Amidst layovers in my recent international flight back home, I got a chance to grab Frans Johansson’s recent book – The Click Moment. Everyone’s life is filled with moments that have defined some very significant actions of theirs – afterwards. For many, childhood dreams have gotten fulfilled by sensing and responding to those special moments – what Frans Johansson calls “Click Moments,” the name of his recent book aptly subtitled, “Seizing Opportunity in an Unpredictable World." In this fascinating book, Johansson weighs in a lot with his perspective of why some activities take very significant and focused efforts, whereas in some arenas people seem to have it too easy in being anointed with super success, name, fame and fortune.
Frans Johansson focuses on the interplay effect – assessing the interplay between diversity, creativity, and luck that he believes brings out some of the best innovations this world has seen. In his earlier book, The Medici Effect, which I read eight years ago, Frans listed the ways to bring intersection between different disciplines easy to manage and listed a few key things to make it happen ( taken from my notes dated eight years back):
These techniques include:
- Getting exposure to different cultures
- Broadening one's knowledge and learning capacity
- Encouraging curiosity
- Reversing assumptions
- Taking different perspectives and points of view
- Randomly combining concepts
- Learning to be mentally prepared to see opportunities at the intersection when they present themselves
- Undertaking a variety of diverse occupations, interacting with diverse groups of people looking for connections in unlikely places, and producing a continuous, large quantity of ideas
- Striking a learning balance between sufficient depth and maximum breadth of knowledge and subject-matter
- Reading prodigiously and listening attentively and openly brainstorming
- aAllowing time for ideas to be properly considered (Johansson dispels the myth that deadlines and time pressure encourage innovation).
And now through this new book, in building this framework of reference, Johansson brings out differences across various fields in which humans get successful.
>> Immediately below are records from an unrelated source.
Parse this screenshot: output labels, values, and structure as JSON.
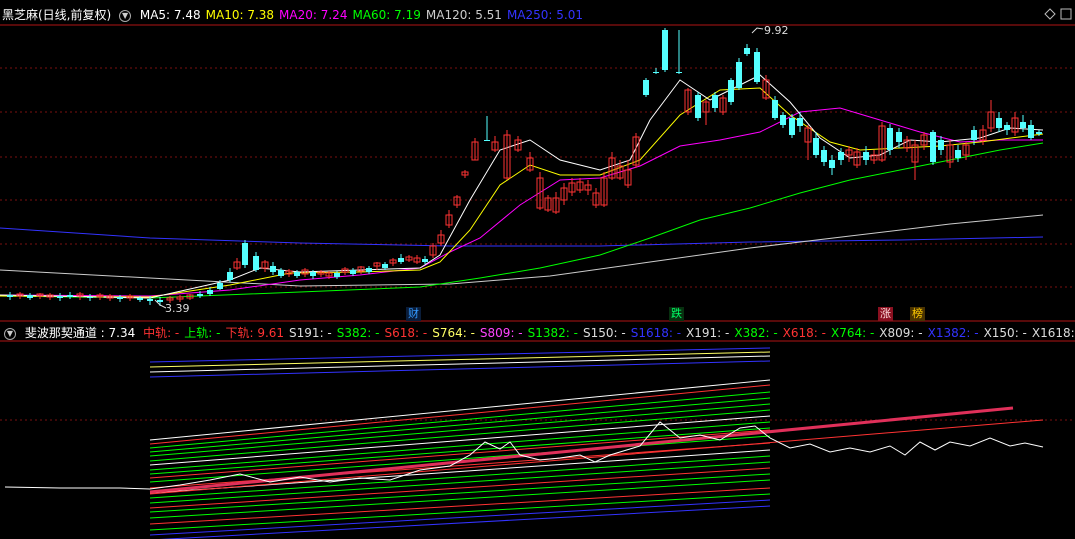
{
  "main_panel": {
    "title": "黑芝麻(日线,前复权)",
    "indicators": [
      {
        "label": "MA5: 7.48",
        "color": "#ffffff"
      },
      {
        "label": "MA10: 7.38",
        "color": "#ffff00"
      },
      {
        "label": "MA20: 7.24",
        "color": "#ff00ff"
      },
      {
        "label": "MA60: 7.19",
        "color": "#00ff00"
      },
      {
        "label": "MA120: 5.51",
        "color": "#cccccc"
      },
      {
        "label": "MA250: 5.01",
        "color": "#3333ff"
      }
    ],
    "high_label": "9.92",
    "low_label": "3.39",
    "event_tags": [
      {
        "text": "财",
        "color": "#3399ff"
      },
      {
        "text": "跌",
        "color": "#00ff66"
      },
      {
        "text": "涨",
        "color": "#ff3333"
      },
      {
        "text": "榜",
        "color": "#ffcc00"
      }
    ]
  },
  "sub_panel": {
    "title": "斐波那契通道 : 7.34",
    "indicators": [
      {
        "label": "中轨: -",
        "color": "#ff3333"
      },
      {
        "label": "上轨: -",
        "color": "#00ff00"
      },
      {
        "label": "下轨: 9.61",
        "color": "#ff3333"
      },
      {
        "label": "S191: -",
        "color": "#dddddd"
      },
      {
        "label": "S382: -",
        "color": "#00ff00"
      },
      {
        "label": "S618: -",
        "color": "#ff3333"
      },
      {
        "label": "S764: -",
        "color": "#ffff66"
      },
      {
        "label": "S809: -",
        "color": "#ff44ff"
      },
      {
        "label": "S1382: -",
        "color": "#00ff00"
      },
      {
        "label": "S150: -",
        "color": "#dddddd"
      },
      {
        "label": "S1618: -",
        "color": "#3333ff"
      },
      {
        "label": "X191: -",
        "color": "#dddddd"
      },
      {
        "label": "X382: -",
        "color": "#00ff00"
      },
      {
        "label": "X618: -",
        "color": "#ff3333"
      },
      {
        "label": "X764: -",
        "color": "#00ff00"
      },
      {
        "label": "X809: -",
        "color": "#dddddd"
      },
      {
        "label": "X1382: -",
        "color": "#3333ff"
      },
      {
        "label": "X150: -",
        "color": "#dddddd"
      },
      {
        "label": "X1618: -",
        "color": "#dddddd"
      }
    ]
  },
  "icons": {
    "collapse": "collapse-icon",
    "settings": "settings-icon",
    "window": "window-control-icon"
  }
}
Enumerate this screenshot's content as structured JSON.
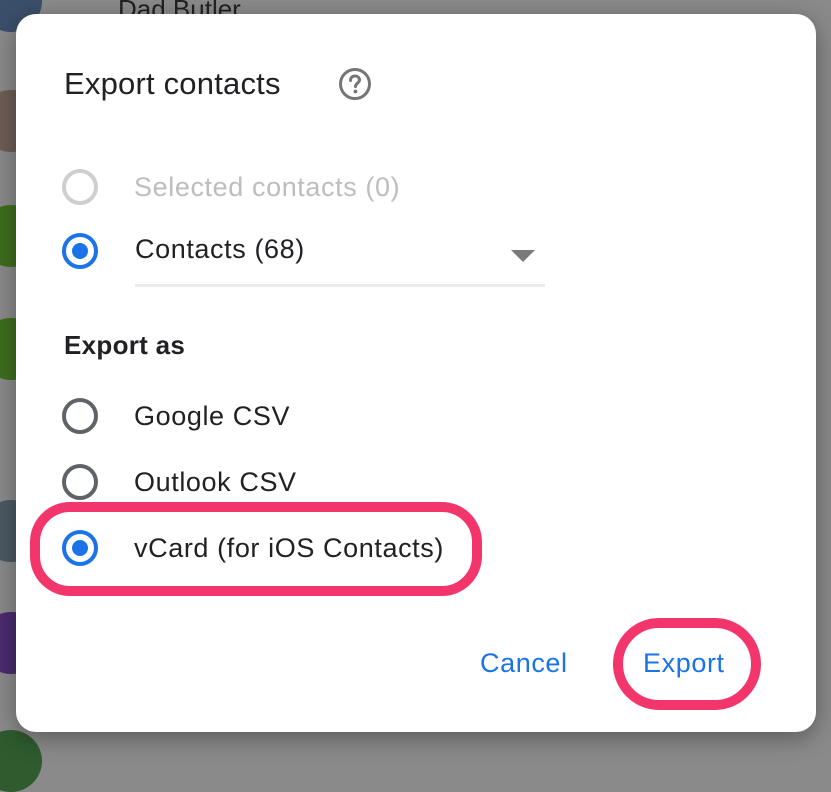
{
  "background": {
    "contacts": [
      "Dad Butler"
    ]
  },
  "dialog": {
    "title": "Export contacts",
    "help_icon": "help-circle-icon",
    "scope_options": [
      {
        "label": "Selected contacts (0)",
        "state": "disabled"
      },
      {
        "label": "Contacts (68)",
        "state": "checked"
      }
    ],
    "export_as_heading": "Export as",
    "format_options": [
      {
        "label": "Google CSV",
        "state": "unchecked"
      },
      {
        "label": "Outlook CSV",
        "state": "unchecked"
      },
      {
        "label": "vCard (for iOS Contacts)",
        "state": "checked"
      }
    ],
    "cancel_label": "Cancel",
    "export_label": "Export"
  },
  "colors": {
    "accent": "#1a73e8",
    "highlight": "#f2366c",
    "text": "#202124"
  }
}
Johansson believes the famous Malcolm Gladwell proposition of using 10,000 hours of focused efforts to gain mastery in a particular field is very right and highly relevant in rule-bound domains (sports like tennis, chess, etc.), but that need not be the case in respect of some other domains which call for different types of skills to succeed. He points to success stories like novelist Stephanie Meyer belting out bestselling books with her Twilight Trilogy or the Chocolate Room in Brooklyn, New York started by folks with apparently no experience in chocolate making. The argument built therein is that there’s a substantial part of business success that hinges in good measure on serendipity – essentially a crossover between complexity and chance powered by a drive made through “Purposeful Bets.” By placing purposeful and controlled bets one can lay the seeds of capitalizing on the efforts. The message out to the world is that it’s possible to increase the odds of leveraging unforeseen opportunities through such methods.